Title

Perception of the raison d'\cx etre of content information: The purpose and mechanisms of anchored instruction

Date of Completion

January 1997

Keywords

Education, Educational Psychology|Education, Technology of|Education, Curriculum and Instruction

Degree

Ph.D.

Abstract
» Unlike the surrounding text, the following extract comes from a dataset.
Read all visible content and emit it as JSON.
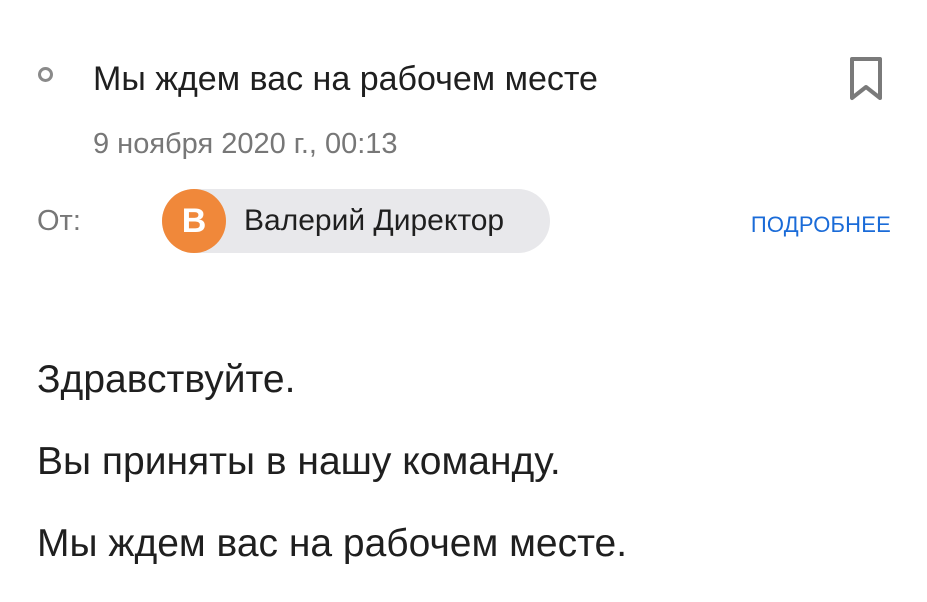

This study supports the contention that video anchors can encourage students to adopt certain contrived goals over their more naturalistic goals. Well designed goals are those that increase the probability that students will detect the raison d'etre of content information as they work toward the contrived goal. When problem solvers detect the raison d'etre of the material, perceptual tuning (that is, the process of becoming attuned to specific invariants of the environment) should be enhanced.^ In Experiment 1, participants worked with hypermedia in which either an anchor problem was posed, or they were preparing for a test. They were grouped based on their self-report of adopting one of four goals. Results showed 72% of students assigned the anchor reported their goal to be "to solve a meaningful problem." Students with that goal showed constrained navigation toward relevant information and significantly higher learning efficiency scores than did students with other goals. In Experiment 2, results provide evidence that when an anchor encourages students to adopt goals that increase the probability that they will detect the raison d'etre of the material, perceptual tuning can be enhanced. Evidence from follow-up interviews regarding a near-transfer video indicated that individuals assigned the anchor reported significantly more information and detected qualitatively different information.^ This study concludes with a description of the mechanism of anchored instruction whereby anchors encourage the adoption of goals, goals establish a perception-action cycle of interactions designed to move toward the goal, which in turn, attune the individual to detect new affordances. Goals that enable the problem solver to detect the raison d'etre of information are magic, because they enhance learning, focus navigation within nonlinear text, and promote perceptual tuning. ^